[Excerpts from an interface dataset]
++++

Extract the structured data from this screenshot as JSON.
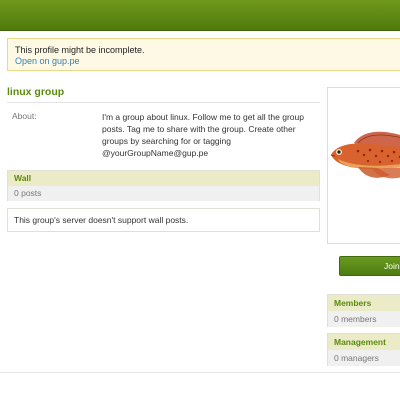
{
  "notice": {
    "message": "This profile might be incomplete.",
    "link": "Open on gup.pe"
  },
  "group": {
    "name": "linux group",
    "about_label": "About:",
    "about_text": "I'm a group about linux. Follow me to get all the group posts. Tag me to share with the group. Create other groups by searching for or tagging @yourGroupName@gup.pe"
  },
  "wall": {
    "heading": "Wall",
    "count": "0 posts",
    "message": "This group's server doesn't support wall posts."
  },
  "sidebar": {
    "join_label": "Join",
    "members_heading": "Members",
    "members_count": "0 members",
    "management_heading": "Management",
    "managers_count": "0 managers"
  },
  "colors": {
    "brand_green": "#5a8a10",
    "link_blue": "#3a7fb0",
    "notice_bg": "#fdf9e4"
  }
}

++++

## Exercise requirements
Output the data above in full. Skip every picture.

## Answer to the exercise
Extract the structured data from this screenshot as JSON.
{
  "notice": {
    "message": "This profile might be incomplete.",
    "link": "Open on gup.pe"
  },
  "group": {
    "name": "linux group",
    "about_label": "About:",
    "about_text": "I'm a group about linux. Follow me to get all the group posts. Tag me to share with the group. Create other groups by searching for or tagging @yourGroupName@gup.pe"
  },
  "wall": {
    "heading": "Wall",
    "count": "0 posts",
    "message": "This group's server doesn't support wall posts."
  },
  "sidebar": {
    "join_label": "Join",
    "members_heading": "Members",
    "members_count": "0 members",
    "management_heading": "Management",
    "managers_count": "0 managers"
  },
  "colors": {
    "brand_green": "#5a8a10",
    "link_blue": "#3a7fb0",
    "notice_bg": "#fdf9e4"
  }
}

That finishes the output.